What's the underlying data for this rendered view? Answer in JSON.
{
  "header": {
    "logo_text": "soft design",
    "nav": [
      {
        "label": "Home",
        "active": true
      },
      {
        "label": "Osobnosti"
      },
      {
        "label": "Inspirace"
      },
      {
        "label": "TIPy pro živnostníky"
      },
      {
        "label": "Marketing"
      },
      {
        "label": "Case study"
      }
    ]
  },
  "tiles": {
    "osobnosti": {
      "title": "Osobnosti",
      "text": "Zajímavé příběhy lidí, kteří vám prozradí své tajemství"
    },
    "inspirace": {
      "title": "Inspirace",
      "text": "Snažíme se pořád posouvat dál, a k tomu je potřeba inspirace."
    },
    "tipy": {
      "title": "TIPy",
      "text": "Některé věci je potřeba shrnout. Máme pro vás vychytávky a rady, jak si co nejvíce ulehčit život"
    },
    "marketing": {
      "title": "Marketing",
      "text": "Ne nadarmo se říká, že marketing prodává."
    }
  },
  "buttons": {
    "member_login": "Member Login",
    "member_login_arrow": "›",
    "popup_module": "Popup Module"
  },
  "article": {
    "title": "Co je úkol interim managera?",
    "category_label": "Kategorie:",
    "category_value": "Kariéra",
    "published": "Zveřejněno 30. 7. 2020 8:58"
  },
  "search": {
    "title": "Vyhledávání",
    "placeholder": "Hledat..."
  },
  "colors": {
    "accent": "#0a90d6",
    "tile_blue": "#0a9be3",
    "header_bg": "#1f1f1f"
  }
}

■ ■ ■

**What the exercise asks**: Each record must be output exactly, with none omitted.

**Solution to the problem**:
What's the underlying data for this rendered view? Answer in JSON.
{
  "header": {
    "logo_text": "soft design",
    "nav": [
      {
        "label": "Home",
        "active": true
      },
      {
        "label": "Osobnosti"
      },
      {
        "label": "Inspirace"
      },
      {
        "label": "TIPy pro živnostníky"
      },
      {
        "label": "Marketing"
      },
      {
        "label": "Case study"
      }
    ]
  },
  "tiles": {
    "osobnosti": {
      "title": "Osobnosti",
      "text": "Zajímavé příběhy lidí, kteří vám prozradí své tajemství"
    },
    "inspirace": {
      "title": "Inspirace",
      "text": "Snažíme se pořád posouvat dál, a k tomu je potřeba inspirace."
    },
    "tipy": {
      "title": "TIPy",
      "text": "Některé věci je potřeba shrnout. Máme pro vás vychytávky a rady, jak si co nejvíce ulehčit život"
    },
    "marketing": {
      "title": "Marketing",
      "text": "Ne nadarmo se říká, že marketing prodává."
    }
  },
  "buttons": {
    "member_login": "Member Login",
    "member_login_arrow": "›",
    "popup_module": "Popup Module"
  },
  "article": {
    "title": "Co je úkol interim managera?",
    "category_label": "Kategorie:",
    "category_value": "Kariéra",
    "published": "Zveřejněno 30. 7. 2020 8:58"
  },
  "search": {
    "title": "Vyhledávání",
    "placeholder": "Hledat..."
  },
  "colors": {
    "accent": "#0a90d6",
    "tile_blue": "#0a9be3",
    "header_bg": "#1f1f1f"
  }
}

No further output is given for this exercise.